### [DATASET CONTENT]
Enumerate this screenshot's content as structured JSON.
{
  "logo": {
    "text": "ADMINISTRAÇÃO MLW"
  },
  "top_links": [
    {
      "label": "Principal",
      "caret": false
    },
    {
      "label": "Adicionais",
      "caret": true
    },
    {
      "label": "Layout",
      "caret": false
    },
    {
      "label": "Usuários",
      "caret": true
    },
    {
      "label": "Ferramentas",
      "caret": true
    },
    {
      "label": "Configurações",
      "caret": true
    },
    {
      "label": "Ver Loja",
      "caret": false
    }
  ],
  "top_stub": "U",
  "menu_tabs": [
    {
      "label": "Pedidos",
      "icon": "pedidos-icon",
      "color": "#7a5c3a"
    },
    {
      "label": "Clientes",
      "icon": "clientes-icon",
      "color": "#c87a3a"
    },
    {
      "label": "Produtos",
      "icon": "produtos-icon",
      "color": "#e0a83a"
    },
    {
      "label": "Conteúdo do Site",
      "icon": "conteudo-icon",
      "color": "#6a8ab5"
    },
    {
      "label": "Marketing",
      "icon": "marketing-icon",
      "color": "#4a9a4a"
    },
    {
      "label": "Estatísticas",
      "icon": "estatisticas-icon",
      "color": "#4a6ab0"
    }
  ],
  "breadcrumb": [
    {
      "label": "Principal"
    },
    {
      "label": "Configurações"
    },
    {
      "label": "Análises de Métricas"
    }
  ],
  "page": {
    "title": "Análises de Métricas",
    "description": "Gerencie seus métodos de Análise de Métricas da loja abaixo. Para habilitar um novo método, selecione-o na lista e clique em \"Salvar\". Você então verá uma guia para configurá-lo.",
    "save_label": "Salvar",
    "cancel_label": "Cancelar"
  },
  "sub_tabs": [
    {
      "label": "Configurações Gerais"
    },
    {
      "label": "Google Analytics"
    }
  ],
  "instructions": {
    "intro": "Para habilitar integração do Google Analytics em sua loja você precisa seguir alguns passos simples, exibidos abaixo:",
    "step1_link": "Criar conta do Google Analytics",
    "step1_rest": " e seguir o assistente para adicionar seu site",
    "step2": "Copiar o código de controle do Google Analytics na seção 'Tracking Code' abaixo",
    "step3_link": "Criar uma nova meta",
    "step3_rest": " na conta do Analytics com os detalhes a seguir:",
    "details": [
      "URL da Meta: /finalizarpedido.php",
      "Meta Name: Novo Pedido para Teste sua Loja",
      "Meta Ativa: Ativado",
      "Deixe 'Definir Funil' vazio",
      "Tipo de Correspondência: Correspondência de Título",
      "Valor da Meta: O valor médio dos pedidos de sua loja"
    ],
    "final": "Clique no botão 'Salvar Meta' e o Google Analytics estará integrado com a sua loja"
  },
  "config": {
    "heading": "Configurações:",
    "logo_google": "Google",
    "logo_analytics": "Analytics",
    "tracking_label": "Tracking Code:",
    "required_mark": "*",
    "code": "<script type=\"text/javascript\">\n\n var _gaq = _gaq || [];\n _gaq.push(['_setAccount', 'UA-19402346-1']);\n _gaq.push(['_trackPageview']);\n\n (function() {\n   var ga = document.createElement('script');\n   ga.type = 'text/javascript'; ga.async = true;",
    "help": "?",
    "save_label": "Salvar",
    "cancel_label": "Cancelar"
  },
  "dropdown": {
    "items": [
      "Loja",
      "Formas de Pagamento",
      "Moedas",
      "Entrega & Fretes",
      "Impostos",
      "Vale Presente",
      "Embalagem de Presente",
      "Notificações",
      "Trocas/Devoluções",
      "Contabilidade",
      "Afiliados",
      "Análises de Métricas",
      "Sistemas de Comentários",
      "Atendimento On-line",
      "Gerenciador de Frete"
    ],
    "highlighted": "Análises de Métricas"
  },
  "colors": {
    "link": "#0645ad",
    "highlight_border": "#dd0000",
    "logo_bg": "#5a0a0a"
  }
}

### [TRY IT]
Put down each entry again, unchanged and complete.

### [RESPONSE TO THIS TASK]
Enumerate this screenshot's content as structured JSON.
{
  "logo": {
    "text": "ADMINISTRAÇÃO MLW"
  },
  "top_links": [
    {
      "label": "Principal",
      "caret": false
    },
    {
      "label": "Adicionais",
      "caret": true
    },
    {
      "label": "Layout",
      "caret": false
    },
    {
      "label": "Usuários",
      "caret": true
    },
    {
      "label": "Ferramentas",
      "caret": true
    },
    {
      "label": "Configurações",
      "caret": true
    },
    {
      "label": "Ver Loja",
      "caret": false
    }
  ],
  "top_stub": "U",
  "menu_tabs": [
    {
      "label": "Pedidos",
      "icon": "pedidos-icon",
      "color": "#7a5c3a"
    },
    {
      "label": "Clientes",
      "icon": "clientes-icon",
      "color": "#c87a3a"
    },
    {
      "label": "Produtos",
      "icon": "produtos-icon",
      "color": "#e0a83a"
    },
    {
      "label": "Conteúdo do Site",
      "icon": "conteudo-icon",
      "color": "#6a8ab5"
    },
    {
      "label": "Marketing",
      "icon": "marketing-icon",
      "color": "#4a9a4a"
    },
    {
      "label": "Estatísticas",
      "icon": "estatisticas-icon",
      "color": "#4a6ab0"
    }
  ],
  "breadcrumb": [
    {
      "label": "Principal"
    },
    {
      "label": "Configurações"
    },
    {
      "label": "Análises de Métricas"
    }
  ],
  "page": {
    "title": "Análises de Métricas",
    "description": "Gerencie seus métodos de Análise de Métricas da loja abaixo. Para habilitar um novo método, selecione-o na lista e clique em \"Salvar\". Você então verá uma guia para configurá-lo.",
    "save_label": "Salvar",
    "cancel_label": "Cancelar"
  },
  "sub_tabs": [
    {
      "label": "Configurações Gerais"
    },
    {
      "label": "Google Analytics"
    }
  ],
  "instructions": {
    "intro": "Para habilitar integração do Google Analytics em sua loja você precisa seguir alguns passos simples, exibidos abaixo:",
    "step1_link": "Criar conta do Google Analytics",
    "step1_rest": " e seguir o assistente para adicionar seu site",
    "step2": "Copiar o código de controle do Google Analytics na seção 'Tracking Code' abaixo",
    "step3_link": "Criar uma nova meta",
    "step3_rest": " na conta do Analytics com os detalhes a seguir:",
    "details": [
      "URL da Meta: /finalizarpedido.php",
      "Meta Name: Novo Pedido para Teste sua Loja",
      "Meta Ativa: Ativado",
      "Deixe 'Definir Funil' vazio",
      "Tipo de Correspondência: Correspondência de Título",
      "Valor da Meta: O valor médio dos pedidos de sua loja"
    ],
    "final": "Clique no botão 'Salvar Meta' e o Google Analytics estará integrado com a sua loja"
  },
  "config": {
    "heading": "Configurações:",
    "logo_google": "Google",
    "logo_analytics": "Analytics",
    "tracking_label": "Tracking Code:",
    "required_mark": "*",
    "code": "<script type=\"text/javascript\">\n\n var _gaq = _gaq || [];\n _gaq.push(['_setAccount', 'UA-19402346-1']);\n _gaq.push(['_trackPageview']);\n\n (function() {\n   var ga = document.createElement('script');\n   ga.type = 'text/javascript'; ga.async = true;",
    "help": "?",
    "save_label": "Salvar",
    "cancel_label": "Cancelar"
  },
  "dropdown": {
    "items": [
      "Loja",
      "Formas de Pagamento",
      "Moedas",
      "Entrega & Fretes",
      "Impostos",
      "Vale Presente",
      "Embalagem de Presente",
      "Notificações",
      "Trocas/Devoluções",
      "Contabilidade",
      "Afiliados",
      "Análises de Métricas",
      "Sistemas de Comentários",
      "Atendimento On-line",
      "Gerenciador de Frete"
    ],
    "highlighted": "Análises de Métricas"
  },
  "colors": {
    "link": "#0645ad",
    "highlight_border": "#dd0000",
    "logo_bg": "#5a0a0a"
  }
}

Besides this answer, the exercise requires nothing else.